### ASSIGNMENT
What lines of the material below hold the string "text"? Copy them out.
BEGIN PROVIDED MATERIAL
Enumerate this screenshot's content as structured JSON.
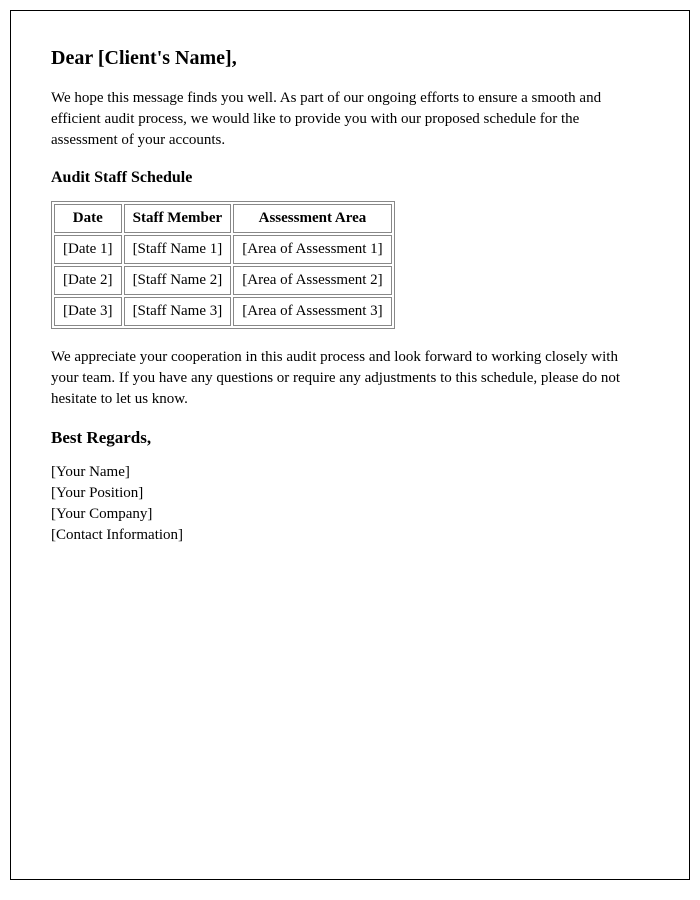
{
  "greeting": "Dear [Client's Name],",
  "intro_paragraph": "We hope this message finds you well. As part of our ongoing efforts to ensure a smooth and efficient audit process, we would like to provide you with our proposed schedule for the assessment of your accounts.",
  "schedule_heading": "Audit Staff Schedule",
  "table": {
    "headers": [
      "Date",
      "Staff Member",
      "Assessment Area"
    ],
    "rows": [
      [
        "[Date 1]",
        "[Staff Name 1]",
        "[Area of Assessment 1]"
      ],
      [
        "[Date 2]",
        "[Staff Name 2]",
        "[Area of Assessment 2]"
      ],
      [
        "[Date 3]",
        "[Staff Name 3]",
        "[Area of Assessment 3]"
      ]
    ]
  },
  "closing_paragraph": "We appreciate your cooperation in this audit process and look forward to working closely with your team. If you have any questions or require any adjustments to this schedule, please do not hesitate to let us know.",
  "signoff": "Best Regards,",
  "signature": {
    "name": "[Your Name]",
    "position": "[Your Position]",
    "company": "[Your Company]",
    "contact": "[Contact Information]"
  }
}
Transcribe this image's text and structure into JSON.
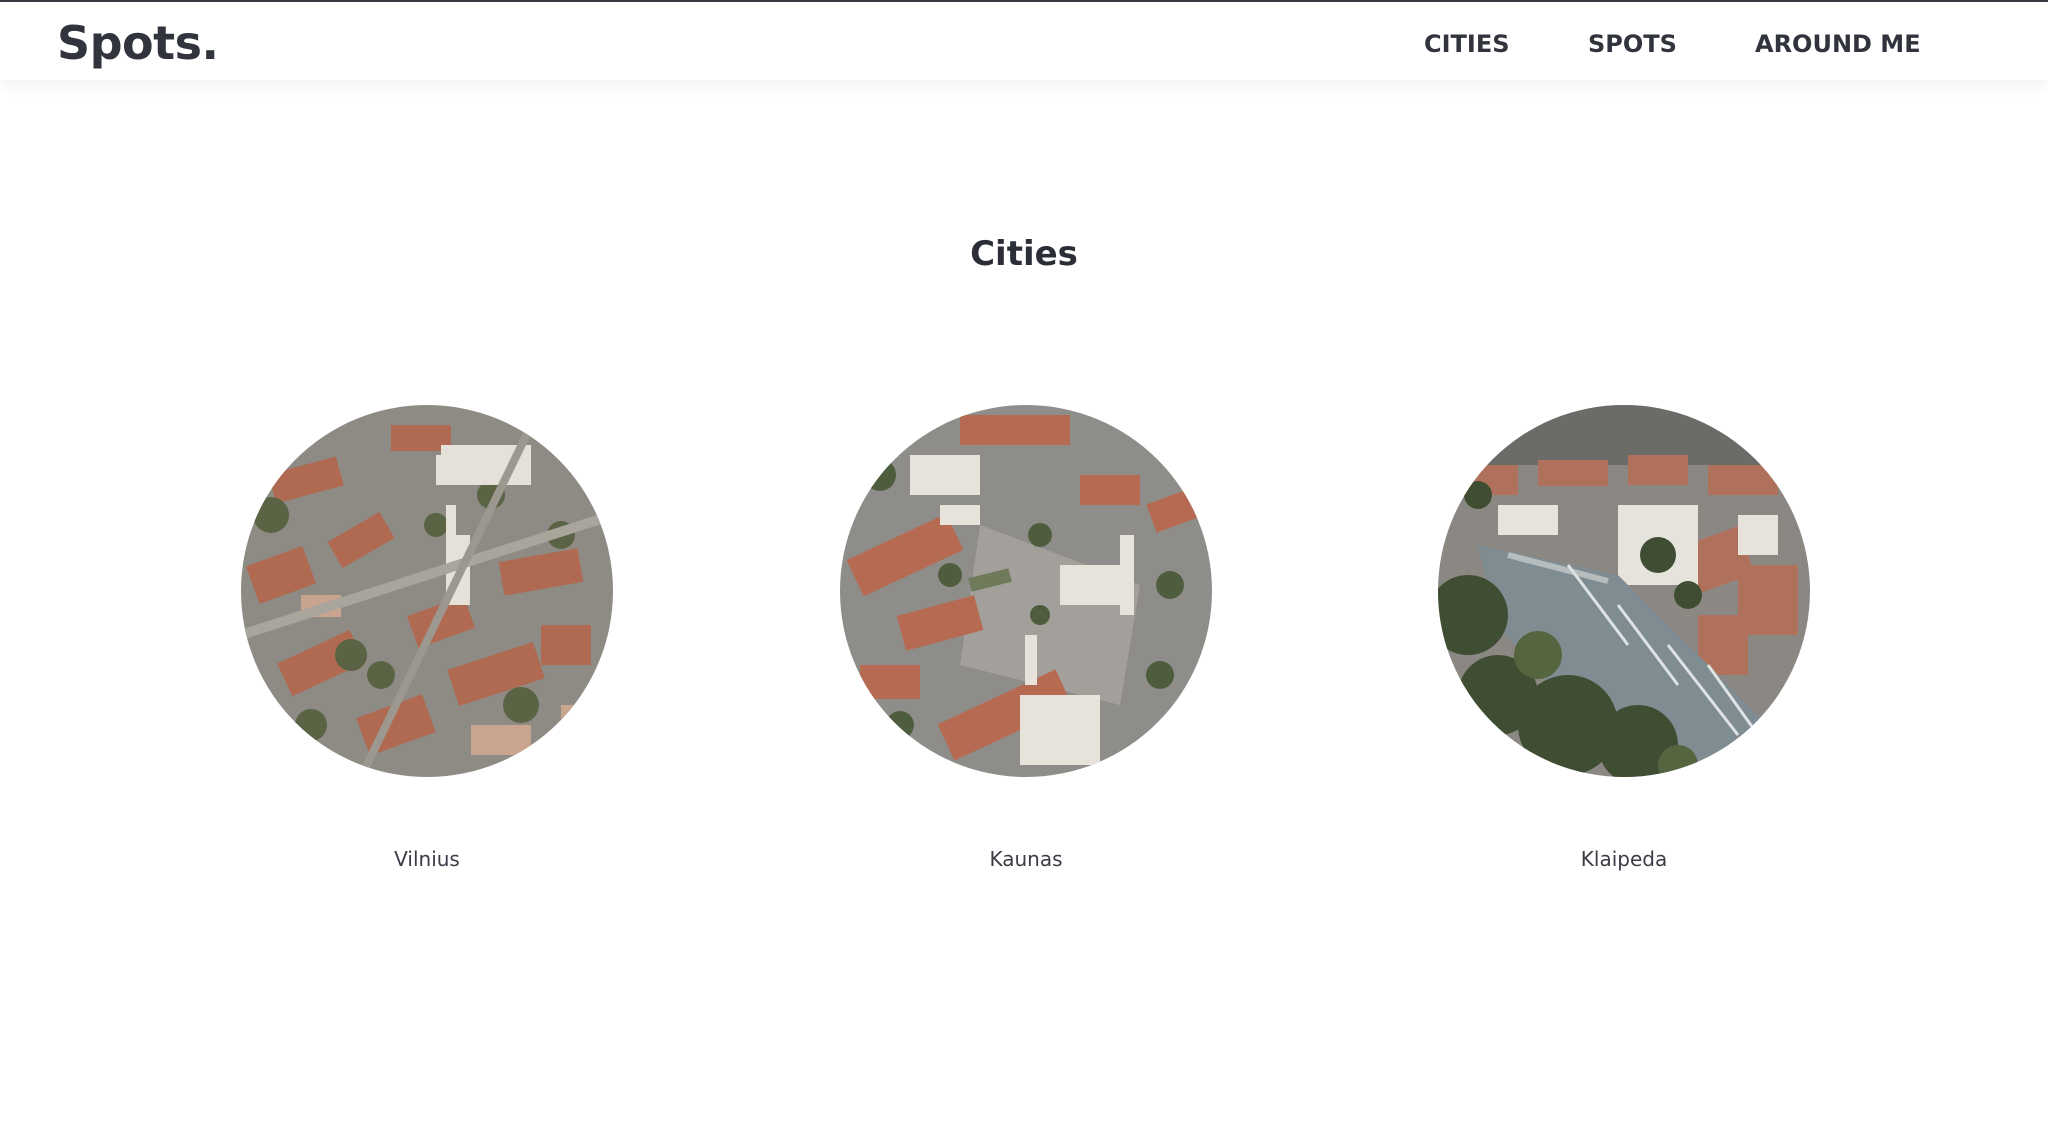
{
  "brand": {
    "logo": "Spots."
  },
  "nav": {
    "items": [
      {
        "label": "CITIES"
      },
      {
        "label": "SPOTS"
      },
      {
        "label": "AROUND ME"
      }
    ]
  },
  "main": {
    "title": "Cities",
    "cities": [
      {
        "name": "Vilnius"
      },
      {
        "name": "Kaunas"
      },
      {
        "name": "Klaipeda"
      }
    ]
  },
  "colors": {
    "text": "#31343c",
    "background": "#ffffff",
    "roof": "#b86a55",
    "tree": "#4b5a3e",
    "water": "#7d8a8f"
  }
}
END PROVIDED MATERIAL
### SOLVED PROBLEM
Transcribe this image's text and structure into JSON.
    "text": "#31343c",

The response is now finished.